9-1-1 headscratchers: calls in 2018 that didn’t belong on the emergency line
A call to 9-1-1 from someone complaining that a fast food restaurant wasn’t open 24-hours-a-day, as advertised, was number one on E-Comm’s 2018 top 10 list of 9-1-1 nuisance calls.
For the sixth year in a row, E-Comm’s year-end media outreach initiative drew great interest from B.C. newsrooms and on social media.
Call taker Heather Andrews handled the fast food restaurant complaint and says when someone calls 9-1-1 just to complain about customer service at a business, time is taken away from helping people with real life safety issues.
“This type of call ties up our ability to help people with real emergencies. Dealing with a complaint about the opening hours of a restaurant is a call that doesn’t belong on 9-1-1.”
E-Comm call taker
Consumer complaints—ranging from a store not accepting return of shoes without their original box to a restaurant not honouring a coupon—were a common theme on this year’s nuisance call list. Callers with vehicle questions such as asking for help to turn off headlights and reporting their windshield wipers had stopped working also make their way onto the list.
Call taker Kayla Ryan handled the call about a shoebox question. “We are here to help people in emergency situations,” said Ryan. “When someone calls 9-1-1 for general information, we still have to confirm the person is safe before completing the call. Calling the police to complain about a store’s return policy isn’t a reason to call 9-1-1.”

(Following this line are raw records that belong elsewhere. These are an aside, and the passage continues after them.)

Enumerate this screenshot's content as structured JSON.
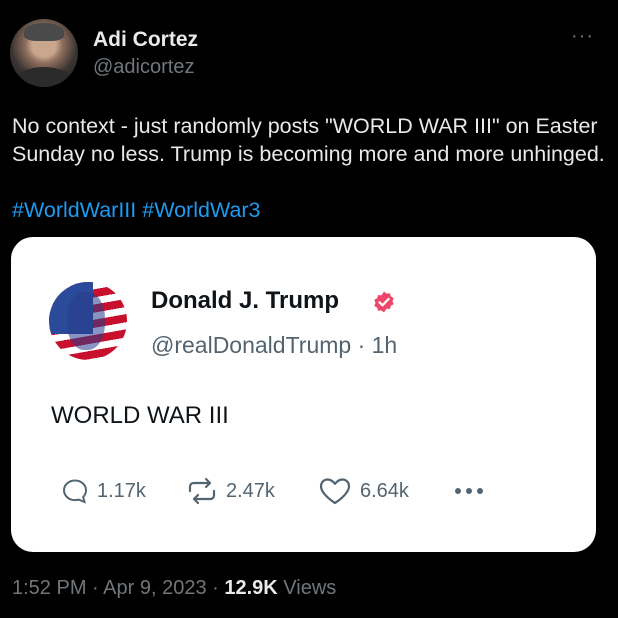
{
  "tweet": {
    "author_name": "Adi Cortez",
    "author_handle": "@adicortez",
    "more_label": "···",
    "text": "No context - just randomly posts \"WORLD WAR III\" on Easter Sunday no less. Trump is becoming more and more unhinged.",
    "hashtags": [
      "#WorldWarIII",
      "#WorldWar3"
    ]
  },
  "card": {
    "name": "Donald J. Trump",
    "handle_meta": "@realDonaldTrump · 1h",
    "text": "WORLD WAR III",
    "actions": {
      "replies": "1.17k",
      "reposts": "2.47k",
      "likes": "6.64k"
    },
    "verified_color": "#f0456b"
  },
  "footer": {
    "time": "1:52 PM",
    "sep1": " · ",
    "date": "Apr 9, 2023",
    "sep2": " · ",
    "views_count": "12.9K",
    "views_label": " Views"
  },
  "colors": {
    "background": "#000000",
    "text_primary": "#e7e9ea",
    "text_secondary": "#71767b",
    "hashtag": "#1d9bf0",
    "card_bg": "#ffffff"
  }
}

The focus of the annual campaign is to bring attention to how calls like these can impede someone from getting help, according to Jasmine Bradley, E-Comm Corporate Communications manager. By publishing the list, the goal is to remind the public that 9-1-1 is for police, fire or medical emergencies when a response is needed right away. “Most people use 9-1-1 responsibly,” said Bradley, “but calls such as those on this year’s headscratcher list waste valuable emergency resources that would otherwise be available to someone whose health, safety or property was in jeopardy or a crime was in progress.”
E-Comm compiles its annual 9-1-1 headscratchers list from calls submitted by its call-taking staff.